(Reading Time: 4 minutes)Budweiser debuted one of this year’s most-discussed Super Bowl ads. Called “Brewed the Hard Way,” it’s still running. I saw it twice on CBS yesterday.
In this spot, Bud declares, in screen-filling block text, that it’s “proudly a macro beer.”
“It’s not brewed to be fussed over,” the text announces, as a bearded, bespectacled hipster inhales deeply from a tulip glass filled with a stout-like brew. “It’s brewed for a crisp smooth finish.”
“It’s brewed for drinking, not dissecting,” it continues. We see more hipsters, this time sampling a beer flight.
“Let them sip their pumpkin peach ale,” it proclaims. “We’ll be brewing us some golden suds.”
Why the broadside against craft brews and those who drink them? Continue reading “Dove, Bud and the Quest for Real Brand Values”

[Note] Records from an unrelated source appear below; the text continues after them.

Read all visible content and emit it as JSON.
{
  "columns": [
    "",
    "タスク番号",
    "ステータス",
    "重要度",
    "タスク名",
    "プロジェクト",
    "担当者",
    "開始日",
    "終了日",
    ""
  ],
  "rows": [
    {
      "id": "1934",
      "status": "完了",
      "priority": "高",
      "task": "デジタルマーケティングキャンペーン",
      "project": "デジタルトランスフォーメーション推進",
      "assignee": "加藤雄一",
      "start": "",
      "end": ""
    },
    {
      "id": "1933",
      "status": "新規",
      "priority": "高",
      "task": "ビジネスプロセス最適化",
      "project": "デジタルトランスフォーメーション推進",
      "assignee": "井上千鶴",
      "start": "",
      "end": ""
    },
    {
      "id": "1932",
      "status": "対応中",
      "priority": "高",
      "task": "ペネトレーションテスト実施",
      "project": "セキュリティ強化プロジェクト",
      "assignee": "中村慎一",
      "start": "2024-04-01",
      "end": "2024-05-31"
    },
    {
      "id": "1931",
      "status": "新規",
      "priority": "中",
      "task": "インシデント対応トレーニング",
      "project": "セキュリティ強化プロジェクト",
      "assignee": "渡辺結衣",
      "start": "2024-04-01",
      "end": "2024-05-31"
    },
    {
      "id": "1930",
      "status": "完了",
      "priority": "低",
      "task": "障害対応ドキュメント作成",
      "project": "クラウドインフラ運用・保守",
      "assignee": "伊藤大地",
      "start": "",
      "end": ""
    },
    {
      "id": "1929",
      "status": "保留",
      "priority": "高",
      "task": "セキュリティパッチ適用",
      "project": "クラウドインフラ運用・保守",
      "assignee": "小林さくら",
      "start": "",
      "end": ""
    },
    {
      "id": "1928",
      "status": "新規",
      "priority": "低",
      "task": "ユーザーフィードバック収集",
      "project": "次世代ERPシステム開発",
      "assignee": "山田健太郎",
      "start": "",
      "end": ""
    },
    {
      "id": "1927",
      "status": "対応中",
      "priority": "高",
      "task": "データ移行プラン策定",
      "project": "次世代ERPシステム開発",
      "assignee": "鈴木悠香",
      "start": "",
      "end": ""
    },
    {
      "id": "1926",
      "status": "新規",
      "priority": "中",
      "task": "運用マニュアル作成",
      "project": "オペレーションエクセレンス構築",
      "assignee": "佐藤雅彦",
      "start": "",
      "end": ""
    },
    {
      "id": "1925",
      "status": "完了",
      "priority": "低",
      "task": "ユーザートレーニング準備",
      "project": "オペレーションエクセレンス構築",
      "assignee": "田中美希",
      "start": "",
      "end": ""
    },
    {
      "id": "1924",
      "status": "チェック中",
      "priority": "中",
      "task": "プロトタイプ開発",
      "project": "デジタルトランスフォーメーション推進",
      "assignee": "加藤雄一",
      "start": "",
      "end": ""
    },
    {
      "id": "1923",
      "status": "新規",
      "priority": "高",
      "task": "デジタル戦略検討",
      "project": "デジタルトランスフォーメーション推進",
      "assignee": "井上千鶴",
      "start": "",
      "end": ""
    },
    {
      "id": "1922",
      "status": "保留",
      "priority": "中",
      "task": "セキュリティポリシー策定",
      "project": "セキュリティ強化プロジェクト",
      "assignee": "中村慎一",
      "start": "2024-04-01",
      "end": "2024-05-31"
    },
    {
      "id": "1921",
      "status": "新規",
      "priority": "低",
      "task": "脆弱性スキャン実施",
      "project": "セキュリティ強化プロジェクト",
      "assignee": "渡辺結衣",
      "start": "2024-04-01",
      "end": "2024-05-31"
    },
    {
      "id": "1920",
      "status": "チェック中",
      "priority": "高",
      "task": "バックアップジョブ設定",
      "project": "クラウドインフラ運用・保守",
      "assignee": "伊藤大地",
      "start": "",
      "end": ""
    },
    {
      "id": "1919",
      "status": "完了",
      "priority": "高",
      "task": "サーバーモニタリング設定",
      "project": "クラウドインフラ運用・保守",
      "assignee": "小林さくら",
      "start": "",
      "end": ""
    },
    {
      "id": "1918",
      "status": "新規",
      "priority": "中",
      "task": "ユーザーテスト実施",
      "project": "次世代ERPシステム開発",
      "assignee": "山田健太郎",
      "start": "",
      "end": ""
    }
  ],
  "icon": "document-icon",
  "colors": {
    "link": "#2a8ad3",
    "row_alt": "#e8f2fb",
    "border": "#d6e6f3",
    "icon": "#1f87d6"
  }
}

(Reading Time: 3 minutes)Recently, marketing guru Al Ries published a piece in Advertising Age, with his thesis right there in the title:
“Having a Better Brand Is Better Than Having a Better Product”
Here are a few excerpts from Mr. Ries’ piece:
There are no facts. Everything in life is “perceptions.” There are no superior products. There are only superior perceptions in consumers’ minds.
What else do we know about perceptions? They are very difficult to change. Once a person holds a strong perception about a specific brand, it’s extremely difficult to change that perception. Continue reading ““Would You Rather Have a Better Brand or Better Product?”: A Response to Al Ries”
(Reading Time: 2 minutes)During the Discovery phase of a recent project, I was fortunate to spend some time chatting with the company’s founder. Though he’s no longer very active in the business, he clearly conveyed the values on which the company was founded three decades ago. The employees live these values to this day.
He’s a wise, charming fellow, full of character, and I could really see why his customers loved him. Among the dozens of kernels of wisdom that I gathered in that conversation, one really stuck with me. When I asked him about the history of the company, he wrapped up a story of impressive growth by saying simply:
“The experiment so far has been a success.”
The more I think about this statement, the more I like it, and it reflects an excellent attitude for business-builders to adopt. Let’s break it into pieces:
Continue reading ““The Experiment So Far Has Been a Success.””
(Reading Time: 2 minutes)Within your company, who really builds the brand? Which department is responsible for brand-building?
Trick question! The answer is “All of them.” Everyone plays a part in delivering on the brand positioning and bringing the brand to life.
Let’s use a hypothetical consumer packaged goods company as an example of “who does what” (the parallels to your own company should be easy to see):
Continue reading “Who Really Builds the Brand?”